Some drivers would rather park in the next street than attempt parallel parking; but this is a skill you really need to master.
If you need to carry out the parking exercise on test, the examiner would not normally ask you to manoeuvre into a space between two cars. You would only use one vehicle, and be asked to complete the exercise ‘within about two car lengths’. You may use this method to begin with if you wish to get used to the idea of parallel parking. But you should progress on to using a space between other vehicles at some stage. This will give you more realistic experience and practise.
While practising this manoeuvre, do be careful not to continually use the same cars. Some owners are a little sensitive about this and may come out to complain.
You will need to look for a fairly large space to begin with, perhaps about two and a half times the length of your vehicle. Find a quiet side street where the road is preferably flat. Pull up well before your object car and plan what you need to do.
Steps for Reversing Into a Parking Space
You need to pull up parallel to, and about halfway past the car you are going to use. Give a signal if necessary before you stop. Select reverse gear straight away so that anyone behind will see your reversing light; then make your usual checks all round.
When it’s clear, go back very slowly until the rear of your car appears to be almost level with the back of the other vehicle (A). Make sure at this point that it is clear to the front and behind because when you begin to steer, the front of the car will swing out. If anything is approaching, wait if necessary for it to pass. Providing it is safe you will need to steer quickly towards the kerb. How much steering you will need depends on the size of the gap and the vehicle you are trying to get behind – in most cases it will be full left lock.
Leave the steering on until you appear to be about halfway past the corner of the other car, and then quickly straighten up the wheels (B). Continue very slowly, until your rear wheel is quite close to the kerb.
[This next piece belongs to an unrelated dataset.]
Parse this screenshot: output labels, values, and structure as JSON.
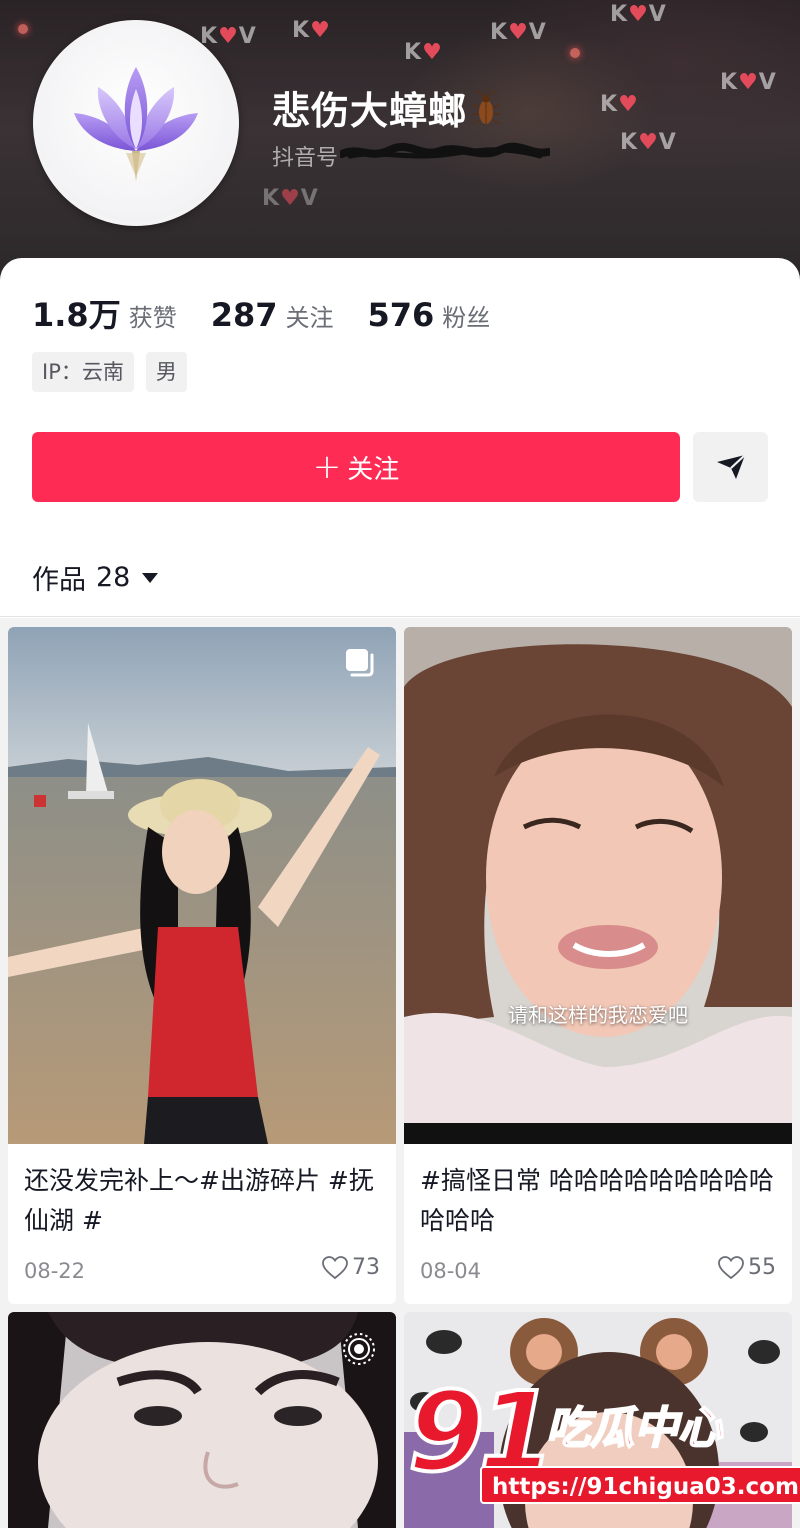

Remember to keep glancing to the rear to make sure you don’t get too close to the second car.
When the rear wheel is close to the kerb, check the bonnet to make sure you are clear of the car in front and then steer sharply away from the kerb to swing the front in (C).
Finally, when the front wheel comes near to the kerb, straighten up your wheels again (D). You may not be perfectly centred in the space at this point so you may have to shuffle back and forth a bit to tidy things up.
When you are in between two cars like this, it is a good idea to apply the parking brake, or at least keep your foot on the brake before changing gears. If your foot slips off the clutch there will be no danger of bumping the other vehicles.
Practising Parallel Parking
For the first attempt at parking, it is best to stop for a moment at each of the important points. This gives you an opportunity to check the position of your car. It will also help ensure that you keep things under control at a low speed; and give you time for observation checks. This is especially important where the road is cambered, (sloping); as once the back of the car is turned into the gap it will start to run downhill. If your car does begin to roll back at some point, dip the clutch and use the footbrake to control it.
If you start to go wrong, make sure it is safe, and then pull forward a little to correct it.
Once you have got a good grasp of the exercise, the spaces you choose can become progressively smaller. But the minimum should be a gap of about one and a half times the length of your own car.